## Task description
Below, find each line holding "null" and state how many there are, using the number alone.

Given data below:

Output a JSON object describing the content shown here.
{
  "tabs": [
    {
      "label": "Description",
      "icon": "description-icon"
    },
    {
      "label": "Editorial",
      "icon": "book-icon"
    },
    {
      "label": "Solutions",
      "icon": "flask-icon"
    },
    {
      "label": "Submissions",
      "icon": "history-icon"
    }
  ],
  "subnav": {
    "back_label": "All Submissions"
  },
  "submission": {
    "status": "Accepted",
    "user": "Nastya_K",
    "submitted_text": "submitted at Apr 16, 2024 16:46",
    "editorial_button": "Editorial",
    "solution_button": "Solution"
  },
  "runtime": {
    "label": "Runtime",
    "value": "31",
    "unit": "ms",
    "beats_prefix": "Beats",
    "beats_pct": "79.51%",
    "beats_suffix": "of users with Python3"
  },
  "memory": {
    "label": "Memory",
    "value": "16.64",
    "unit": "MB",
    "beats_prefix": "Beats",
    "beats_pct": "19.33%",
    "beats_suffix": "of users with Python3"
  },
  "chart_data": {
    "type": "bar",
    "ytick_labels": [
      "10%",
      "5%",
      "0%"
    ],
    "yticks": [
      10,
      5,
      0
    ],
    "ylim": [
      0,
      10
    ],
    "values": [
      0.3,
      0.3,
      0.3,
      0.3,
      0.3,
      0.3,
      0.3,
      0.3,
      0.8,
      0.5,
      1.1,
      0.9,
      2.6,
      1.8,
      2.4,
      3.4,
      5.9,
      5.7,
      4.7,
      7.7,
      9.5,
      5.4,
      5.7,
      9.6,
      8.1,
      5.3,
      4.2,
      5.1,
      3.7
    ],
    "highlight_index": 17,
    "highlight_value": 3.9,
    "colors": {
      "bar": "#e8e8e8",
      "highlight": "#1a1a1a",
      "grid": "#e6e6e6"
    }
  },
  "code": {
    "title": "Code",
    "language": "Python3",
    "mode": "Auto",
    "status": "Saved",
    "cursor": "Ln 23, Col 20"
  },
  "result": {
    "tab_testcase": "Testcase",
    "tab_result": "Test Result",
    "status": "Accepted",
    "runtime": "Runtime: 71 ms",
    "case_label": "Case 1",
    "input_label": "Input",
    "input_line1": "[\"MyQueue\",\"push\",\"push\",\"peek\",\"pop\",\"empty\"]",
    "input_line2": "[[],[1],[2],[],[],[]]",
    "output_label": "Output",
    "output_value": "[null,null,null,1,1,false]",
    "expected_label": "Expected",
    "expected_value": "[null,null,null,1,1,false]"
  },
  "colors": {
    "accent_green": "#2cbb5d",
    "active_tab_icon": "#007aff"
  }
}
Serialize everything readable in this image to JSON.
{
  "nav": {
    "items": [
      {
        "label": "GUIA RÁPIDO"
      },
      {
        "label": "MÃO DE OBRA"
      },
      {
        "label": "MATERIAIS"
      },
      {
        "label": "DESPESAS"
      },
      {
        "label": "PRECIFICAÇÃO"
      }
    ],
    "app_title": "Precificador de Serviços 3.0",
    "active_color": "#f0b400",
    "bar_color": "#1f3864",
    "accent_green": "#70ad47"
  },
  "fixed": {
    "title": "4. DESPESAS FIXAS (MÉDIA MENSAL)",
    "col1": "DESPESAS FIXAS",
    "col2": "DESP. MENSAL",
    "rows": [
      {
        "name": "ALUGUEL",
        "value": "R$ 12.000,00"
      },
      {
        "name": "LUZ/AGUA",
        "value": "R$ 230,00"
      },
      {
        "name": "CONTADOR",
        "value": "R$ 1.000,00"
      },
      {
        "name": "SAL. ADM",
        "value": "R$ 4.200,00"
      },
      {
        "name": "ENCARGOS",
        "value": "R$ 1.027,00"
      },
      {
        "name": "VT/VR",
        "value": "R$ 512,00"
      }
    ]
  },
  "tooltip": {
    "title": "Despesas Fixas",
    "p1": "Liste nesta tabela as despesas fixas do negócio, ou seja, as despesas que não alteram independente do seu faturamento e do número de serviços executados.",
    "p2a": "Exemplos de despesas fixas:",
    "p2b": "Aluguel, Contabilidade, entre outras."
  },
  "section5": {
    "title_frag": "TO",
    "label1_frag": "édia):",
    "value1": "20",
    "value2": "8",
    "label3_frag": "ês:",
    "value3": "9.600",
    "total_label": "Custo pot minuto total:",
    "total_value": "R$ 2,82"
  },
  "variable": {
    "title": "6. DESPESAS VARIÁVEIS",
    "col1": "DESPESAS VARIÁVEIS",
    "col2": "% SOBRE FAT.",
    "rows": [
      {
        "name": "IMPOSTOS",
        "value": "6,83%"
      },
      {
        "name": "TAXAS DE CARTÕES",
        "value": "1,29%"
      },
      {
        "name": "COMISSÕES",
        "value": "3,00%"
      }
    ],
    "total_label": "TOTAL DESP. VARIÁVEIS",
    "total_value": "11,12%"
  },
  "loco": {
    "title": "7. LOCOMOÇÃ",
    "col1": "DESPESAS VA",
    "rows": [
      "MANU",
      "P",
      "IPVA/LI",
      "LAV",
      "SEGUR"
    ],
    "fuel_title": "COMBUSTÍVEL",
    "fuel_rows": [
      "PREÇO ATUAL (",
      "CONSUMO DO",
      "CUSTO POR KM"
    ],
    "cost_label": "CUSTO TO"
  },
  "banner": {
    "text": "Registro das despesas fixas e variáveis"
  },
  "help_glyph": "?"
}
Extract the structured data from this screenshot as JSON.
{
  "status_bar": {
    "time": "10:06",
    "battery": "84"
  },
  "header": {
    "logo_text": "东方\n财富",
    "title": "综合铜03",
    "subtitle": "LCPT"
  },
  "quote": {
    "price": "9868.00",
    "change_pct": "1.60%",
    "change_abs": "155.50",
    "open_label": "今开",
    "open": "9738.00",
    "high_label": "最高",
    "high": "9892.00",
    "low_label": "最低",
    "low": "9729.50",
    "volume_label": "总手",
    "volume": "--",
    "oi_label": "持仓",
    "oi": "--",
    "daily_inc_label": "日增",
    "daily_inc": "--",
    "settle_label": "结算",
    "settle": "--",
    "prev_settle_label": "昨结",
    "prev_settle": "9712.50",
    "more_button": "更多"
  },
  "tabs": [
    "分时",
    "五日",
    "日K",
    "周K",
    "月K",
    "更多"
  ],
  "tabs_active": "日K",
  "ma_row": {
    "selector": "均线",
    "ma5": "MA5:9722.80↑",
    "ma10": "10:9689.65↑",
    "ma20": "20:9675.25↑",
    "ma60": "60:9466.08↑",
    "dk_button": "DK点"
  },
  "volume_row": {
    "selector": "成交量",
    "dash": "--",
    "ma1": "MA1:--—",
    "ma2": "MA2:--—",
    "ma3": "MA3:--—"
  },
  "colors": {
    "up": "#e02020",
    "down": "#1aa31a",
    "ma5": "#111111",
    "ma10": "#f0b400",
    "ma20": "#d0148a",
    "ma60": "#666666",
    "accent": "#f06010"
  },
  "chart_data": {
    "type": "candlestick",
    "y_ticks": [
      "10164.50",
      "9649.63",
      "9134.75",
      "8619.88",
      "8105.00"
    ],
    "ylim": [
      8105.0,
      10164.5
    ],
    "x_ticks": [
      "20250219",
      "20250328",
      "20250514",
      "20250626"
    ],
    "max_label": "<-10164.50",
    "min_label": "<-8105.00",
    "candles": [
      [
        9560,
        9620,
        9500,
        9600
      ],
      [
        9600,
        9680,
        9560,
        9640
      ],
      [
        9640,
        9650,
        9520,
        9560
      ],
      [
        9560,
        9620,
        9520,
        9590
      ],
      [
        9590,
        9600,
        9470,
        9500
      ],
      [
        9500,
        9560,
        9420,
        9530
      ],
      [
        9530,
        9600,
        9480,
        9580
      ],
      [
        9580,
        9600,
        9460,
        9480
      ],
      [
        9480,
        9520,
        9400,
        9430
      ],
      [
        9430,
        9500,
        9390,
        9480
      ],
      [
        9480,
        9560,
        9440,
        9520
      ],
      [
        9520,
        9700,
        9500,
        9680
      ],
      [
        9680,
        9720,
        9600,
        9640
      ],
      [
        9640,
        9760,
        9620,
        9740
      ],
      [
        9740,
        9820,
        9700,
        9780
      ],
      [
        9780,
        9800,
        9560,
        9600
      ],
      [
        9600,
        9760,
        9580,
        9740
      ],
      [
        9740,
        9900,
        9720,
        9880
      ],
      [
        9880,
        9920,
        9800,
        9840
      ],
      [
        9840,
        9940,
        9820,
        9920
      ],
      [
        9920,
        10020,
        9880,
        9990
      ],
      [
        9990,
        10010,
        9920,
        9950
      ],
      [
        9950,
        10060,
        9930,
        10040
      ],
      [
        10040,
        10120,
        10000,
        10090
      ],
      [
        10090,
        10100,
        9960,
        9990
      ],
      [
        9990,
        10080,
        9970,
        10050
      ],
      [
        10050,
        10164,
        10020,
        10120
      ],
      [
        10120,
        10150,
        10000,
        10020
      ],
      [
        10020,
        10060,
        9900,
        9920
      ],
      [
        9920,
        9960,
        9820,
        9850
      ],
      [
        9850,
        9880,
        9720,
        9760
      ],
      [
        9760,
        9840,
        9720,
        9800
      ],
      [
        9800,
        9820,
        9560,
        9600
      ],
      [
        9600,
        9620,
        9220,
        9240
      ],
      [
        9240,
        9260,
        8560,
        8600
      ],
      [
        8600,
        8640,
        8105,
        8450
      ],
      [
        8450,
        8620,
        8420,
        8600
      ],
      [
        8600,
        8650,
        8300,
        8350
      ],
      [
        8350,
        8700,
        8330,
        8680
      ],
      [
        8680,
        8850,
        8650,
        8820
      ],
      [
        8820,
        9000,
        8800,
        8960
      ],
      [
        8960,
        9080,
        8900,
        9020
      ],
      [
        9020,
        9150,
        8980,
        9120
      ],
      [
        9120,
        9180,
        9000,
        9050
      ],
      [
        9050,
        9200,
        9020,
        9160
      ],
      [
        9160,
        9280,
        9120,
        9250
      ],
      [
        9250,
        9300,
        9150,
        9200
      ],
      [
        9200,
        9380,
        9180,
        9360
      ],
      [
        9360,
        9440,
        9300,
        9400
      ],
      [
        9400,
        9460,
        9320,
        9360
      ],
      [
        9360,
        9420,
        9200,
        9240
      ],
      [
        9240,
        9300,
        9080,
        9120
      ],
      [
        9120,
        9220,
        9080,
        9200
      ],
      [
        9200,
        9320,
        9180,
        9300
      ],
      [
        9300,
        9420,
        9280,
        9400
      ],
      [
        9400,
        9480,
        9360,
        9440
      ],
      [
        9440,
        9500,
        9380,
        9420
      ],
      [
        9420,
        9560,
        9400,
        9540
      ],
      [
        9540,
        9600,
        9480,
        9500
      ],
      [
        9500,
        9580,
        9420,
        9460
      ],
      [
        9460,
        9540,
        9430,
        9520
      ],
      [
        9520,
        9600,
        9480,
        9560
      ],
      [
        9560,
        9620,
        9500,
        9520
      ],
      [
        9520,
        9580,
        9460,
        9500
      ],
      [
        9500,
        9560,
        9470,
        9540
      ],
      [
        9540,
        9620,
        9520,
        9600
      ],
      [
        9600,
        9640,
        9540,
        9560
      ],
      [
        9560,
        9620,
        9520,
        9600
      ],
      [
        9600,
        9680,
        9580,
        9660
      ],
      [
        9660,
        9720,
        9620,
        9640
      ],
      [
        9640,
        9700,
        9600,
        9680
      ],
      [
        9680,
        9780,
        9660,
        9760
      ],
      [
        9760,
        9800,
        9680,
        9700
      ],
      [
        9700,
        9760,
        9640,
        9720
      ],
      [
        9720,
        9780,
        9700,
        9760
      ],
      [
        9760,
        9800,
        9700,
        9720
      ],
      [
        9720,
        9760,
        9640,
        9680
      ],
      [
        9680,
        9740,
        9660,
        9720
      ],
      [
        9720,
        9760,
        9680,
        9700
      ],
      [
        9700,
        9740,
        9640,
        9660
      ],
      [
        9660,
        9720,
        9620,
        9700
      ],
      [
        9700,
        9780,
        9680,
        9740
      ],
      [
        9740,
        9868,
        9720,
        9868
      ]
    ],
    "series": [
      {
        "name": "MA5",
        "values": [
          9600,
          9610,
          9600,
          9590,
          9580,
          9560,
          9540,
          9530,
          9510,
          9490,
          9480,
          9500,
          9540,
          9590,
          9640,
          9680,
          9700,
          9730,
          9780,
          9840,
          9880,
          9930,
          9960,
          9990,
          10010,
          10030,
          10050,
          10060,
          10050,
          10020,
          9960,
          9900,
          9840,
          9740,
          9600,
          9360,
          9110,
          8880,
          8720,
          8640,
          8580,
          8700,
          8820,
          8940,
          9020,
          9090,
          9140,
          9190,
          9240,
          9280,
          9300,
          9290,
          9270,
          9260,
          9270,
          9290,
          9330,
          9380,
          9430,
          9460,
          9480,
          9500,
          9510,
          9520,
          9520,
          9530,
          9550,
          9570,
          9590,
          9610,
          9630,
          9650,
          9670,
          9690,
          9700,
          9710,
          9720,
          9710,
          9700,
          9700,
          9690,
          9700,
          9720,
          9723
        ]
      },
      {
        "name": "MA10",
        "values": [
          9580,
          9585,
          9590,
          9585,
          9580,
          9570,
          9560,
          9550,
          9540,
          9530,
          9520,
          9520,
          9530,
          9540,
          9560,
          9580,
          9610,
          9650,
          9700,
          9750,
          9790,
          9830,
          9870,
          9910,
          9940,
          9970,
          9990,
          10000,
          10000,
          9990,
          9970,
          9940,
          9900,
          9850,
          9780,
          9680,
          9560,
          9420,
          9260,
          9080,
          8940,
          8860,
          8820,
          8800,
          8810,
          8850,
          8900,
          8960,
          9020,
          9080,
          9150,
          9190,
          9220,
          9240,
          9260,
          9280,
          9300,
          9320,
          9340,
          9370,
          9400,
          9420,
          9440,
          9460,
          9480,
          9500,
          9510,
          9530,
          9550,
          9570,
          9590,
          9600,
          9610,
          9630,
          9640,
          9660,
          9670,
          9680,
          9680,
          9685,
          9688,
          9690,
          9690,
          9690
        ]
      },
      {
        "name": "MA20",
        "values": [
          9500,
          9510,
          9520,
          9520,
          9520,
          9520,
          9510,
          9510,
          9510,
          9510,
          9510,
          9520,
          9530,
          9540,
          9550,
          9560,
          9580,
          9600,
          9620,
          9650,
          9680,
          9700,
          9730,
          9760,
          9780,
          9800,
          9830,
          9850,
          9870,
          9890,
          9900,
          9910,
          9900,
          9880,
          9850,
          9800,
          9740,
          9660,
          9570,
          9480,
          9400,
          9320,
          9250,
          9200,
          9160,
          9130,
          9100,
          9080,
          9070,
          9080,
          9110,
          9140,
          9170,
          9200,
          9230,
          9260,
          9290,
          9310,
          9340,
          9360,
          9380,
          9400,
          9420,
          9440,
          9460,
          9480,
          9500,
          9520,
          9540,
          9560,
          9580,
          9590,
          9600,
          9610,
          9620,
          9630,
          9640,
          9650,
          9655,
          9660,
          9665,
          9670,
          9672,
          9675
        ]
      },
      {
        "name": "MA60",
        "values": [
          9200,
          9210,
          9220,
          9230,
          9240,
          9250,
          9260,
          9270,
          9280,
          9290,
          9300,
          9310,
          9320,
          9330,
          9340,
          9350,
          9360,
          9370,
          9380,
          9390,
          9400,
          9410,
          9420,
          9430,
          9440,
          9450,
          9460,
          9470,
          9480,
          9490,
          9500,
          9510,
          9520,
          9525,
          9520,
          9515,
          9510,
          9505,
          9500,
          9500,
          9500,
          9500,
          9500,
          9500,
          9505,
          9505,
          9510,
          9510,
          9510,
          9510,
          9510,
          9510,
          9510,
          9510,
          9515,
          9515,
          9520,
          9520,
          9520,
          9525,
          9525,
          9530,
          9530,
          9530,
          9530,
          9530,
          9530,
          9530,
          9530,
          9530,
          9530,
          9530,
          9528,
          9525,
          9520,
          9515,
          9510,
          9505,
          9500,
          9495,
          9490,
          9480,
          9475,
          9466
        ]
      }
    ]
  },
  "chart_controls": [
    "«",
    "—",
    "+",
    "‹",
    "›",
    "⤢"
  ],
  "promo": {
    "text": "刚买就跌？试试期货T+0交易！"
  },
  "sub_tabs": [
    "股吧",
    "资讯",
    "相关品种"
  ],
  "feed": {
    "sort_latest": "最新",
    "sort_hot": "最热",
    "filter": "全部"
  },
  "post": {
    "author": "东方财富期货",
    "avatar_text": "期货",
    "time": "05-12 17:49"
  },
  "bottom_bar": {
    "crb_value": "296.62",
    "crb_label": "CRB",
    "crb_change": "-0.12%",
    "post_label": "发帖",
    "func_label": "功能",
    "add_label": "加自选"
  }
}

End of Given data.

## Result of this task
2